To do: Pull out every line in the data that has the string "icon" in it.

Dataset records:
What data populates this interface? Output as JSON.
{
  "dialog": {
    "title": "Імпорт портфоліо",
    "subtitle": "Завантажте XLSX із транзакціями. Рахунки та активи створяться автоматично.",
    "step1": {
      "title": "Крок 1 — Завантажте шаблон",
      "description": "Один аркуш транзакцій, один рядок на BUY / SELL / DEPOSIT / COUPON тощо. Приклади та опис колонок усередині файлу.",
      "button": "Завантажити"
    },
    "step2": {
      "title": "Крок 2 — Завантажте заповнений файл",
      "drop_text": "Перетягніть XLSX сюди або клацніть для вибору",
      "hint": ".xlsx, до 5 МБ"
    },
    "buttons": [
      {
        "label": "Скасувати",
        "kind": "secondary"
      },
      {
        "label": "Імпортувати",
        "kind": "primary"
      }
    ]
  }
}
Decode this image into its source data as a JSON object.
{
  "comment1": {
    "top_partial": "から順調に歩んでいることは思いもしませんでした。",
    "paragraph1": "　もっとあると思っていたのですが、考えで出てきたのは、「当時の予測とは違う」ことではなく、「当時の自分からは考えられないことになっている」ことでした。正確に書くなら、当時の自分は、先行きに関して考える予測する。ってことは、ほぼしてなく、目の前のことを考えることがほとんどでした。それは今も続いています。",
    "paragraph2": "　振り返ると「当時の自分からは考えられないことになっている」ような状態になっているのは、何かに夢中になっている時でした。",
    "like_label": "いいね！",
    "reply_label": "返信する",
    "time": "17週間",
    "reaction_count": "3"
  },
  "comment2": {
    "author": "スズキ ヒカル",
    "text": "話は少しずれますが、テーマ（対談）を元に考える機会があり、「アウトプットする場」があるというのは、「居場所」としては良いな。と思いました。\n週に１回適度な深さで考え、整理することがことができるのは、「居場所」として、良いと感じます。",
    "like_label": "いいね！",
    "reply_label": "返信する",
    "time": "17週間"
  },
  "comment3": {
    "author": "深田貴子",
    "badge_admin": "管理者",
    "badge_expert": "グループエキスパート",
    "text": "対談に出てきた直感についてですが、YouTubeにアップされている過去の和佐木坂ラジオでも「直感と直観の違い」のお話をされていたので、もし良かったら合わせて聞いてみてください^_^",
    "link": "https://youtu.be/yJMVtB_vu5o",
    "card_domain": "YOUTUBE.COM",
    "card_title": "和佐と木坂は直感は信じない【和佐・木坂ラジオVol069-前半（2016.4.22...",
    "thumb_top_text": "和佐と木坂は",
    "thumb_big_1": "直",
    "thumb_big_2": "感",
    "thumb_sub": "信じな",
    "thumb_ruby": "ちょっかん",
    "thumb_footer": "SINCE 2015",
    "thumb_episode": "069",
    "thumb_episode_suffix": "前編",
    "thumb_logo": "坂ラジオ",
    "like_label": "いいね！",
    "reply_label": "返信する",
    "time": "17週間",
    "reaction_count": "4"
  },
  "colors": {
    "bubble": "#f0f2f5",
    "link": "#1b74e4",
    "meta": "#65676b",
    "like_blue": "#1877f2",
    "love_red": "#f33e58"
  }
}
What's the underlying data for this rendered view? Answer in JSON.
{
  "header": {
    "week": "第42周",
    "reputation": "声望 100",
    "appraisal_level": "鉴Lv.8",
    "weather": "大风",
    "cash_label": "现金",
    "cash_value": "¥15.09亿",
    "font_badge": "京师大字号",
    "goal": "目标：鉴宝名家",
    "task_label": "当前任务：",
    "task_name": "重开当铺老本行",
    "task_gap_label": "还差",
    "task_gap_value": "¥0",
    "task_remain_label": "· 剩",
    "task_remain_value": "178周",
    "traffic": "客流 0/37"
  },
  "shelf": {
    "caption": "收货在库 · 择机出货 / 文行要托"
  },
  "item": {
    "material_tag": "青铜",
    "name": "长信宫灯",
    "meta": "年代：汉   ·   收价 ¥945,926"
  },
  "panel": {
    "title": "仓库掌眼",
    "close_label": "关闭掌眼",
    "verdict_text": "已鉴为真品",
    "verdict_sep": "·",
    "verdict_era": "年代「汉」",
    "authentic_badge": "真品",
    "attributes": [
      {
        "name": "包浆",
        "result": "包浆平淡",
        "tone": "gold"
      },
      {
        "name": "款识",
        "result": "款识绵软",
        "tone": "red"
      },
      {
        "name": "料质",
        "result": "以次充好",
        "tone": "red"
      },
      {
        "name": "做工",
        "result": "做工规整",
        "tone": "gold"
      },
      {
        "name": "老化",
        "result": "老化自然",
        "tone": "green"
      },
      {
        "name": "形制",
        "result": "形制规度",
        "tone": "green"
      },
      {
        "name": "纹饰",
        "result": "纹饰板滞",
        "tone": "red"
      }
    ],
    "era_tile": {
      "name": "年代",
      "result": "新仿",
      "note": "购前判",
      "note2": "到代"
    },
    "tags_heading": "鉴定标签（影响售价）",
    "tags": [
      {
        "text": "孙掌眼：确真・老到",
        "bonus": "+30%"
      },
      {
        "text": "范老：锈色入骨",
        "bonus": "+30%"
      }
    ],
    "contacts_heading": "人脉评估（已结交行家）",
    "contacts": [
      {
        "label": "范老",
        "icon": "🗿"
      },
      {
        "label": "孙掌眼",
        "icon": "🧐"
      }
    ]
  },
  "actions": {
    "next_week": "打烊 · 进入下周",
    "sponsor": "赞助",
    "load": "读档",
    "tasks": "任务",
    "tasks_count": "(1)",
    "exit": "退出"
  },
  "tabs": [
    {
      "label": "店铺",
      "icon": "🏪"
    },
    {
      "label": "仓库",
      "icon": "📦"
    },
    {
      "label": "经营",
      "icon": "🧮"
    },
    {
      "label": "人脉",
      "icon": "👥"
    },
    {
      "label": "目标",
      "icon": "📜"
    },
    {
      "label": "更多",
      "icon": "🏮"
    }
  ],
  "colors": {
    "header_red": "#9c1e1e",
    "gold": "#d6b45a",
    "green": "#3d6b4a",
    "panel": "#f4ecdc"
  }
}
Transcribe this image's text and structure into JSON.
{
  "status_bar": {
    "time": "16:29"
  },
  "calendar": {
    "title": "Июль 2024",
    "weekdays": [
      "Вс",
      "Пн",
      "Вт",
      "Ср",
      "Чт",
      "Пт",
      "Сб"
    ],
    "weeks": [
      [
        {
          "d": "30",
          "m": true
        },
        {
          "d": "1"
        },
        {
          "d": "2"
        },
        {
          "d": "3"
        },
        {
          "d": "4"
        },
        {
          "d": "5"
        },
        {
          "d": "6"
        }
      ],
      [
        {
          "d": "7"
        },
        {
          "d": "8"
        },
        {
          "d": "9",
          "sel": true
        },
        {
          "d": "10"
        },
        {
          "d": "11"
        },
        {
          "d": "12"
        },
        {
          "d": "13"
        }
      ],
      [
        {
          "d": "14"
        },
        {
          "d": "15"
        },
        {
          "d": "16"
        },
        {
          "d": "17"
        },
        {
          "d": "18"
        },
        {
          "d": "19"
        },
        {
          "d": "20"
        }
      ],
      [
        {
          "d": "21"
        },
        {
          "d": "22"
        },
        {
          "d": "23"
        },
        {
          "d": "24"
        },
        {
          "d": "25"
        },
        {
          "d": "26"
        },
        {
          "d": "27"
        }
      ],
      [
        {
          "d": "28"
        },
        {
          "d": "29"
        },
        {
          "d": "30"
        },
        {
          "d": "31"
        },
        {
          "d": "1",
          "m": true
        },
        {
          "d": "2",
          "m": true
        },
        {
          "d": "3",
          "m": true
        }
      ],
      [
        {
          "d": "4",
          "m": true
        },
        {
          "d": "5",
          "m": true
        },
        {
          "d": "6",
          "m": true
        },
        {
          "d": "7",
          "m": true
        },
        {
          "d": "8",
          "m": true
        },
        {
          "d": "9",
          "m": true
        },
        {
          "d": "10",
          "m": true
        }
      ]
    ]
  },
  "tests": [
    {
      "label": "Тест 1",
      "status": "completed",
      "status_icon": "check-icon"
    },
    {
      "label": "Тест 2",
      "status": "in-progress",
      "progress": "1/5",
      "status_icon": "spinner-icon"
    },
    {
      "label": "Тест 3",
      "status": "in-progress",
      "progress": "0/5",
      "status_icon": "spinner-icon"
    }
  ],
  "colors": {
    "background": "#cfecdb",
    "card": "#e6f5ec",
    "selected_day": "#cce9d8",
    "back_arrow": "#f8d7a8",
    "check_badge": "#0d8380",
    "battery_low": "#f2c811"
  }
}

Your response:
        "icon": "🗿"
        "icon": "🧐"
      "icon": "🏪"
      "icon": "📦"
      "icon": "🧮"
      "icon": "👥"
      "icon": "📜"
      "icon": "🏮"
      "status_icon": "check-icon"
      "status_icon": "spinner-icon"
      "status_icon": "spinner-icon"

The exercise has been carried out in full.